Vanderbilt is in the process of completing a $30 million expansion at its Murray facility, which was built in 1969. The expansion increases capacity by 50 percent with four of its nine production lines now being fully automated. The company said its current capacity is 12,500 metric tons a year.

The company also will transfer its displaced volume from its chemicals plant in Bethel, Conn., to Murray by the end of 2014. This will include production of specialty chemical lubricant additives for oils, fluids and greases in addition to additives for rubber and plastics, paints and coatings.

The move will reduce jobs at the Bethel plant. Talks are ongoing between Vanderbilt and the union at the Bethel factory.

"We do value our work force," said Vanderbilt President Ken Kelly. "If there are opportunities at the Murray facility or here in our Norwalk offices, those individuals will certainly be given due consideration."

Hugh Vanderbilt, Vanderbilt Holding Co. chairman and CEO, said in a statement that the decision to consolidate the commercial production was difficult. He said it will allow the company to compete more effectively in a competitive manufacturing environment.

The company will continue to maintain a pilot plant and research and development laboratory in Bethel to support the chemicals business.

"We're going to keep all of the permitting for the plant so if we see an uptick in demand, we'll be able to bring that facility back up quickly," Kelly said. "It will also provide, because the chemistry of the two plants is similar, some reassurance to our customers that we do have another production site."

Kelly said the expansion in Murray utilizes a Distributed Control System designed and programmed by Yokogawa.

The DCS will manage hundreds of automated smart valves, which will result in tight control over all processes of manufacturing, the firm said.

Vanderbilt produces dithiocarbamate chemicals used as accelerators in the rubber industry, antioxidants in adhesives, friction modifiers and extreme pressure additives in the lubricant area.

"The R&D is a critical part of our development process," Kelly said. "It's going to continue to be an area of investment and be part of our active growth plans.

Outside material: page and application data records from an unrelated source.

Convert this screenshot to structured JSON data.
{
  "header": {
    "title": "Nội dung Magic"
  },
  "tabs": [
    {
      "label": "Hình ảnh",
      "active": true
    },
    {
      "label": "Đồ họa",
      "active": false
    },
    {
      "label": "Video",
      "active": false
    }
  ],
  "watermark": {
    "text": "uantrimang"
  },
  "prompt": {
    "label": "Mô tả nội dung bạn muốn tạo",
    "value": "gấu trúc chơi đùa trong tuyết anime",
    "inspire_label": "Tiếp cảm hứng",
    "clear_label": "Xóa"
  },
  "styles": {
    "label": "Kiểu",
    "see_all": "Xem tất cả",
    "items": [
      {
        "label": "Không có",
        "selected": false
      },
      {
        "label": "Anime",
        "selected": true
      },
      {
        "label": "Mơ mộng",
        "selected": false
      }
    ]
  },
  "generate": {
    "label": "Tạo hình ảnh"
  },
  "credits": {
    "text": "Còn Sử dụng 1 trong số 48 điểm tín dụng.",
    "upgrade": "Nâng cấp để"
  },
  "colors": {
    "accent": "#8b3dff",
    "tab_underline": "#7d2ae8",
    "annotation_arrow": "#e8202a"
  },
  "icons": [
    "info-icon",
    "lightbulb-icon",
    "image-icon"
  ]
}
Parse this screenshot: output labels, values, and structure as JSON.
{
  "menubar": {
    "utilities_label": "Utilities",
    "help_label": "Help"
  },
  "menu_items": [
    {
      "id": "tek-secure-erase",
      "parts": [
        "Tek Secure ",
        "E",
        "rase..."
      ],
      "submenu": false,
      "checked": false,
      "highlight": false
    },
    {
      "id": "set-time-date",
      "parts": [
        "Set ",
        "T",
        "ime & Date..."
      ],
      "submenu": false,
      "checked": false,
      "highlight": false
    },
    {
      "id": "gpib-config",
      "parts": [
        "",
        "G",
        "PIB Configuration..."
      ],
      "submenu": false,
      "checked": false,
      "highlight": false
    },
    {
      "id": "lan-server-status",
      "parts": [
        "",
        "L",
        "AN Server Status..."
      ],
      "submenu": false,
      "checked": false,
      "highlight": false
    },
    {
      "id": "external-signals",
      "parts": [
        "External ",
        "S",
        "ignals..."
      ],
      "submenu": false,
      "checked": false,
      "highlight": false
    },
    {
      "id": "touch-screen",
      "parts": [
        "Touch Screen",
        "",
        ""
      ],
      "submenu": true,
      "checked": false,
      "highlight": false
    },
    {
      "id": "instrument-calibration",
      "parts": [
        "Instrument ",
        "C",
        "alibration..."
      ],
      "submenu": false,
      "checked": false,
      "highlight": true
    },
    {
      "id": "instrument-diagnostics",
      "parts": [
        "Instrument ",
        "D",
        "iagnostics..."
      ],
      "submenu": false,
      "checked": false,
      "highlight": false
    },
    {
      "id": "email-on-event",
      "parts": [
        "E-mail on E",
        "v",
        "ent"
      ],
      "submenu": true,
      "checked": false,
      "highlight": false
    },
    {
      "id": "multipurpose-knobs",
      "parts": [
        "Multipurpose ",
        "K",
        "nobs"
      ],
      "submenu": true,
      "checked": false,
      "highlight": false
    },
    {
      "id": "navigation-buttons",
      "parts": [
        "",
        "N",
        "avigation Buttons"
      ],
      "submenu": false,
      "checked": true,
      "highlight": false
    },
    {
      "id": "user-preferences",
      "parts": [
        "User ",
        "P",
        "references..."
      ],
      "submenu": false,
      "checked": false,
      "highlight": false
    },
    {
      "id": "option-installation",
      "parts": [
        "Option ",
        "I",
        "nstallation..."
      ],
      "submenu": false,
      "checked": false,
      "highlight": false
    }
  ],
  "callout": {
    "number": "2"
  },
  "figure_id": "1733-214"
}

A lot of the processes that we do all go through the pilot works."